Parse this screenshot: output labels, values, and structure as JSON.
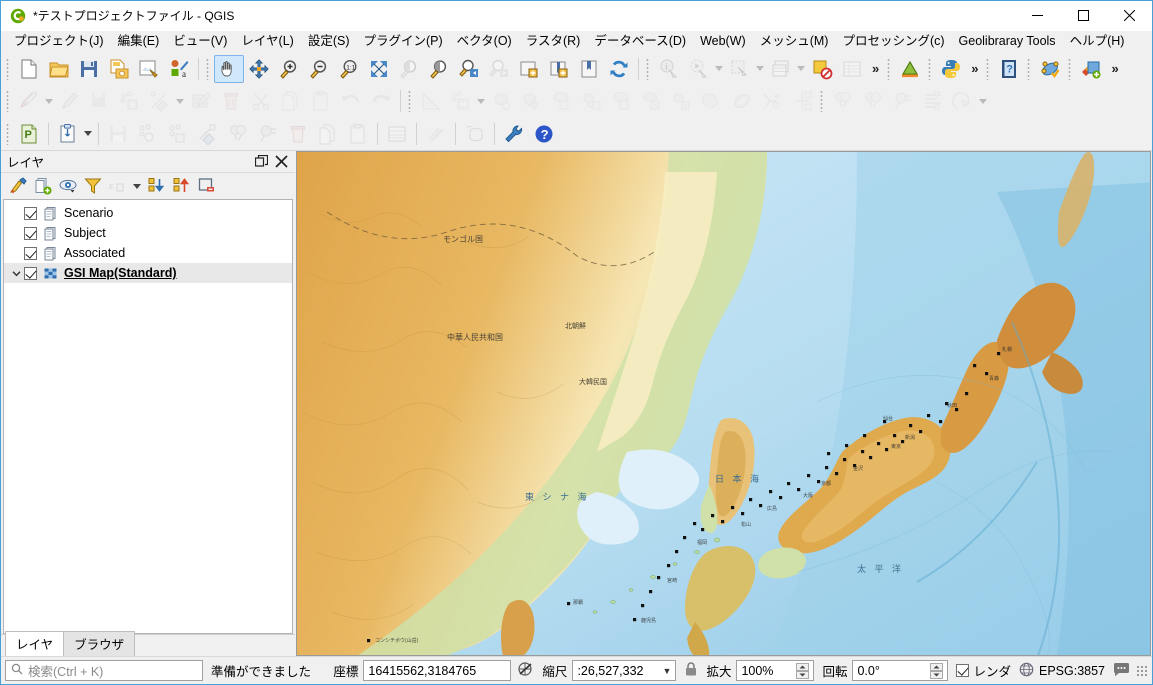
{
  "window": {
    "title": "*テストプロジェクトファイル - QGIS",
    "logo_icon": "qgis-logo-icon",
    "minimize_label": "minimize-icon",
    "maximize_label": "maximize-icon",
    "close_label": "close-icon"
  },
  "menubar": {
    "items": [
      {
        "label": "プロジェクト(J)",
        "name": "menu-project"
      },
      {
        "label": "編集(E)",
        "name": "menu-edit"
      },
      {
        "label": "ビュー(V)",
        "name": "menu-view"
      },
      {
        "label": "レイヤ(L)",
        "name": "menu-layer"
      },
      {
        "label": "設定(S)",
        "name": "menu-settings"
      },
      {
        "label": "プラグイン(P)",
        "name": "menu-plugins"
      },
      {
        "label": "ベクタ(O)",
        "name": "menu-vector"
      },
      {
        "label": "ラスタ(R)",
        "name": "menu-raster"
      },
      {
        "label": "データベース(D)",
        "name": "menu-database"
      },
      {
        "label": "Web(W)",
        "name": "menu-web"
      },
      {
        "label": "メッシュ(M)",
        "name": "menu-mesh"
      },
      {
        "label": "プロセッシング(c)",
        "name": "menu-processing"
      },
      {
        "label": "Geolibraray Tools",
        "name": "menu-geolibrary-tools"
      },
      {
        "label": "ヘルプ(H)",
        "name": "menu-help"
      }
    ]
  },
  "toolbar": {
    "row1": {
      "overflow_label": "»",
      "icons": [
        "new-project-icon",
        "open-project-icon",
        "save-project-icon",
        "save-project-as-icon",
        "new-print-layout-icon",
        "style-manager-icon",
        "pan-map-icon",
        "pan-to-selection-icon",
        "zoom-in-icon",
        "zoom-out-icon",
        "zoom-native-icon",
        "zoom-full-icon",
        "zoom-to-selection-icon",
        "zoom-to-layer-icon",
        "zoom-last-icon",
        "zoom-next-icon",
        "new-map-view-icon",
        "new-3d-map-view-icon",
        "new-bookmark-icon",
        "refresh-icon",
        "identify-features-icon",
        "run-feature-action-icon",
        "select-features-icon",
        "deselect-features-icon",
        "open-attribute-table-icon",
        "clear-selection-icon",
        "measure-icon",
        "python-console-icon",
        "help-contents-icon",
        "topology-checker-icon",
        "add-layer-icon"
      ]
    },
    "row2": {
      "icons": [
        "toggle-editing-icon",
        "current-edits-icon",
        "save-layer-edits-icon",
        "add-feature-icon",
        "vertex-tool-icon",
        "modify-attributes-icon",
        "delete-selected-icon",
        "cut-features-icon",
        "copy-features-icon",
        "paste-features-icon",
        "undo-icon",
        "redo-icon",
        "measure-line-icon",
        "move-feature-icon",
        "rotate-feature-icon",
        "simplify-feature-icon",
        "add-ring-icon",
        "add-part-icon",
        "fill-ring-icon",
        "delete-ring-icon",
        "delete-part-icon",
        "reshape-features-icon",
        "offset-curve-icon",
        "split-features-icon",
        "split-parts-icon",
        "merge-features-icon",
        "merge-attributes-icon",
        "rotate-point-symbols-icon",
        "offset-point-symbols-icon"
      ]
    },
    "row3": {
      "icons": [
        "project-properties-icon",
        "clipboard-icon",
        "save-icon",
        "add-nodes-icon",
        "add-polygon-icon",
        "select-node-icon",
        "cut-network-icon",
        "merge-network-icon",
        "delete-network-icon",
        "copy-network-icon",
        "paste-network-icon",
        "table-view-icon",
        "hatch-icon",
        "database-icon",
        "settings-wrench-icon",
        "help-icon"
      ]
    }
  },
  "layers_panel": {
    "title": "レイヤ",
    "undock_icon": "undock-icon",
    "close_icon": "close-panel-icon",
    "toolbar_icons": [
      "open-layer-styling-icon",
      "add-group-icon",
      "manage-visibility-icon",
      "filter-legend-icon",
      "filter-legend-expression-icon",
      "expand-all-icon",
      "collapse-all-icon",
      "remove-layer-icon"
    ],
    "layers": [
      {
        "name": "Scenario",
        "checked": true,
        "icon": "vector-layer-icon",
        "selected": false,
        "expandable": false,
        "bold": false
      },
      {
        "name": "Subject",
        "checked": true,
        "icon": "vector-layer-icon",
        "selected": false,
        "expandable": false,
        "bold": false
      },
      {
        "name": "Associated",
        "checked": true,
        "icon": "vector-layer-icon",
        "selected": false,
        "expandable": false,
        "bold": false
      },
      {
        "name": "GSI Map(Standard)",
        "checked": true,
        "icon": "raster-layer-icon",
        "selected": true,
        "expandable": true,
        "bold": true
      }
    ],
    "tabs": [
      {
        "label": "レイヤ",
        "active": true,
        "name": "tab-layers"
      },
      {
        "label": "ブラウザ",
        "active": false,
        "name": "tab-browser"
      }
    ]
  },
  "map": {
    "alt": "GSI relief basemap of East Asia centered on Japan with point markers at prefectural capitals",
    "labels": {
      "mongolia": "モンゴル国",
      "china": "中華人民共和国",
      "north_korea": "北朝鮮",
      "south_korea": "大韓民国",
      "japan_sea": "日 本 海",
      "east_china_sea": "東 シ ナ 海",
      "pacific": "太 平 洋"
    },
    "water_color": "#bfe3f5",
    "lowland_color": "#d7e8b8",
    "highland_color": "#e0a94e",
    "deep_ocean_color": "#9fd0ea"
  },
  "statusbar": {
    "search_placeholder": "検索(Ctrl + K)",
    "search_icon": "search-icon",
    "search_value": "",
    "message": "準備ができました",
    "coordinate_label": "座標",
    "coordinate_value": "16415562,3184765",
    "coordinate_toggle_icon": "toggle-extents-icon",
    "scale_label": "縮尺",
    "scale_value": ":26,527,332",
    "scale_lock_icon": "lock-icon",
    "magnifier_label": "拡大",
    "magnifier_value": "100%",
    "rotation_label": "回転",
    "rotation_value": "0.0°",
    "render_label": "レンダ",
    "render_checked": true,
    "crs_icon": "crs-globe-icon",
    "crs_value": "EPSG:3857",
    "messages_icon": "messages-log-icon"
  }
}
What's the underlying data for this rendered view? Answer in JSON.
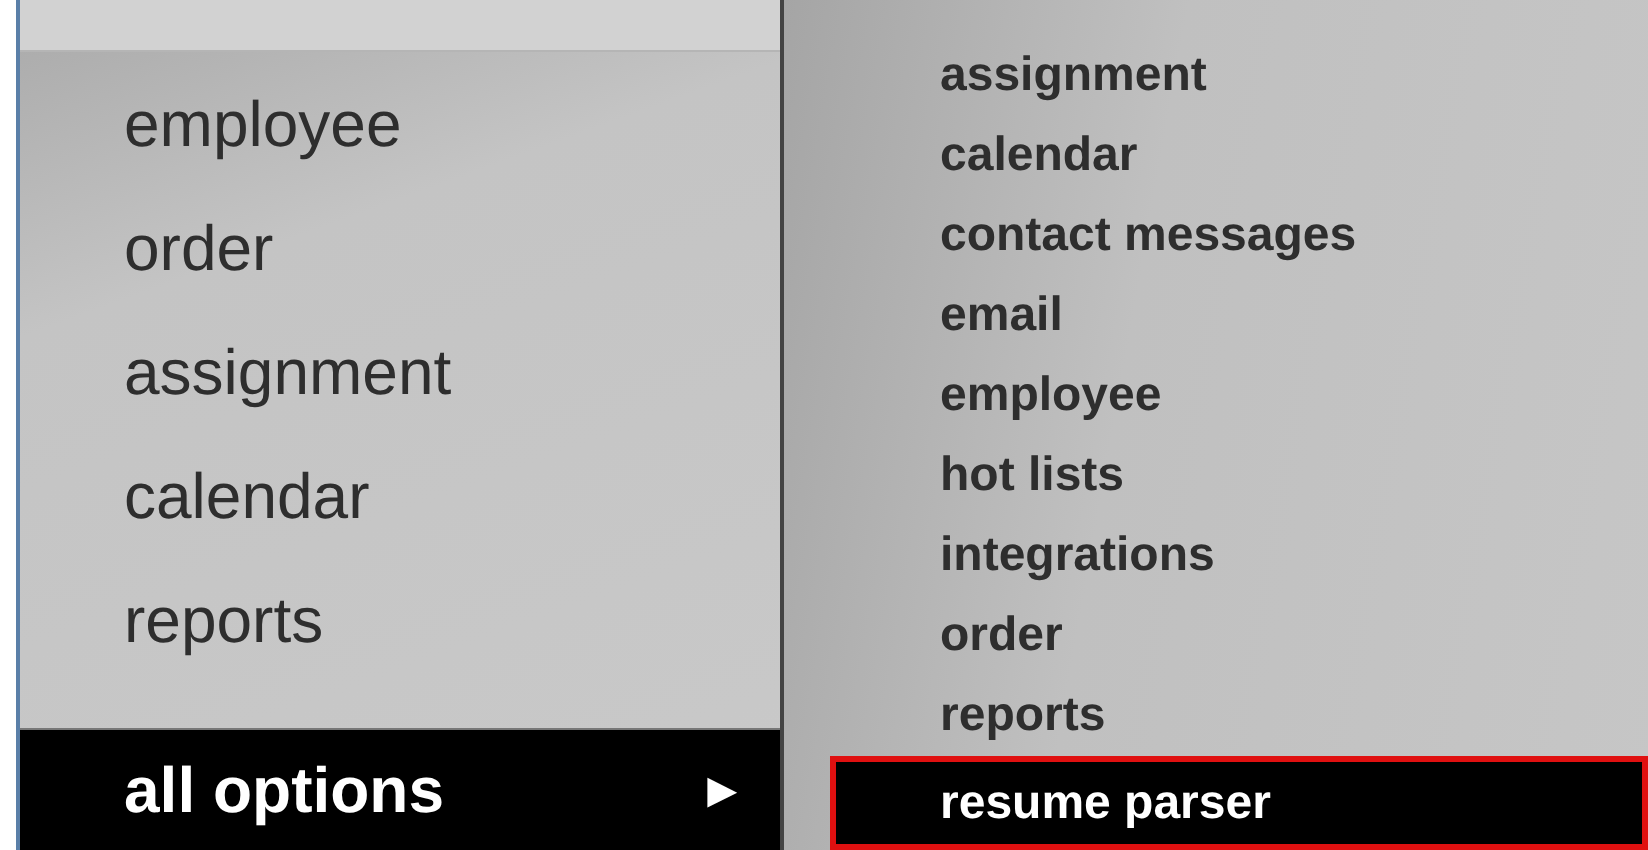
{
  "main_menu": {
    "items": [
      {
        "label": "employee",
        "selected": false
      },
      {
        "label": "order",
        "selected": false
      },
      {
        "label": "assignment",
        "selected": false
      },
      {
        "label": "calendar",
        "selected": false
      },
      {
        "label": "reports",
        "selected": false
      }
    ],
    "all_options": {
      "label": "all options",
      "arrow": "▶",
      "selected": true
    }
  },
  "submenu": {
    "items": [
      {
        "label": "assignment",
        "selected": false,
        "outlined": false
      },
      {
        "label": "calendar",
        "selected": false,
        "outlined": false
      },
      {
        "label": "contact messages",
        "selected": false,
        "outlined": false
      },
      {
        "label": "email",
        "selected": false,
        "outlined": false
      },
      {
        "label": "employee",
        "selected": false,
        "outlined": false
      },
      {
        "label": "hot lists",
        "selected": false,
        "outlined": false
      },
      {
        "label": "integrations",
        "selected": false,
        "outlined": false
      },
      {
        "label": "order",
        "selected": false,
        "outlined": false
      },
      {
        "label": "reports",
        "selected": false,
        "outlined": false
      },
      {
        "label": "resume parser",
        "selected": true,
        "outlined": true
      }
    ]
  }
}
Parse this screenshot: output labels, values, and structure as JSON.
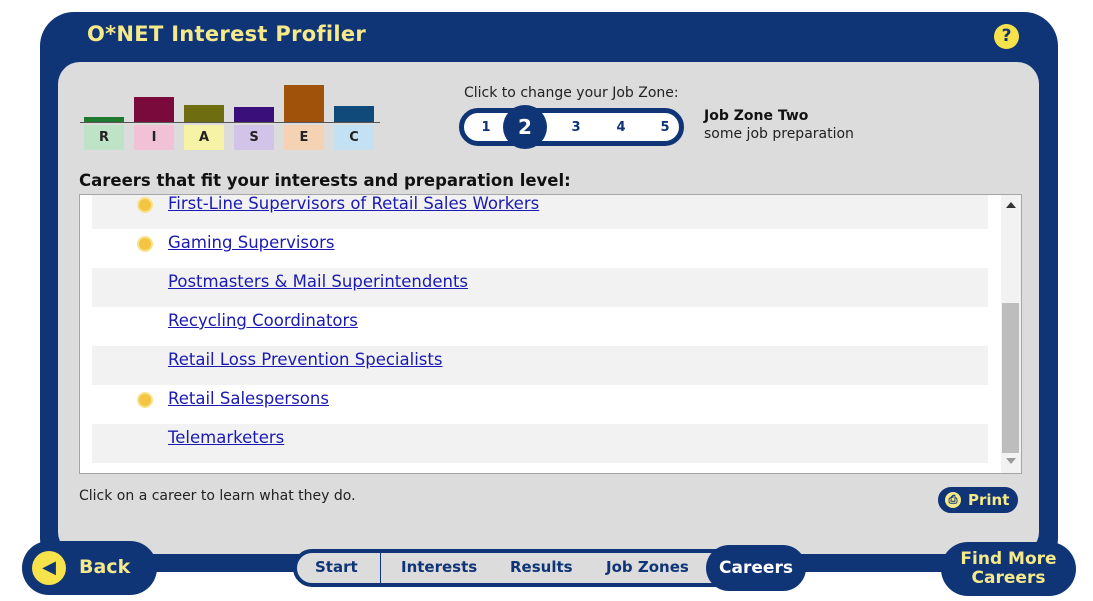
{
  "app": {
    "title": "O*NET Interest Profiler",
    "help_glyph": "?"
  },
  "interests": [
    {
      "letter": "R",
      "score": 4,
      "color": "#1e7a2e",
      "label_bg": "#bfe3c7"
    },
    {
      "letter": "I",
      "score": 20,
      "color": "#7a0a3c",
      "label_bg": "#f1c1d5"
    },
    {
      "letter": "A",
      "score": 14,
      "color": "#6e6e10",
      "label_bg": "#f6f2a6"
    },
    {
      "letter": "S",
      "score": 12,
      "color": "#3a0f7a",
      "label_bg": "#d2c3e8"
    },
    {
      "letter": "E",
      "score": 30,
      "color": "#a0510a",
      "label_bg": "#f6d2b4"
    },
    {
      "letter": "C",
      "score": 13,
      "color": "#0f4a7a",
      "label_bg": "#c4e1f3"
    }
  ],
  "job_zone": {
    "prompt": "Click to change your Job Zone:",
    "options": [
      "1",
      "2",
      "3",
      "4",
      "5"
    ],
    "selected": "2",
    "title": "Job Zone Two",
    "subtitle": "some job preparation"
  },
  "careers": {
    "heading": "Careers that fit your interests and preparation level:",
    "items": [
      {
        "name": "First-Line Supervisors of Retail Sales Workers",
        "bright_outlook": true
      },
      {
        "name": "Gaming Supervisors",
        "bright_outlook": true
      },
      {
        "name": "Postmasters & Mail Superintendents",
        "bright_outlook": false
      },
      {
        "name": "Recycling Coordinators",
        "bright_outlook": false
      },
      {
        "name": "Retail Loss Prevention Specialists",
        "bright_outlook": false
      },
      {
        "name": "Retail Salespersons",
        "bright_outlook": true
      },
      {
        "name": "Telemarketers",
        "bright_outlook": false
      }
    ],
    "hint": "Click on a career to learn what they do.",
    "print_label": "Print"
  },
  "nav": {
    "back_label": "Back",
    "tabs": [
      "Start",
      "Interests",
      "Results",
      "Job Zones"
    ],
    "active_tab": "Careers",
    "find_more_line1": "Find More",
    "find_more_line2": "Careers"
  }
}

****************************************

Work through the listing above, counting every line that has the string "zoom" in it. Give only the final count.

8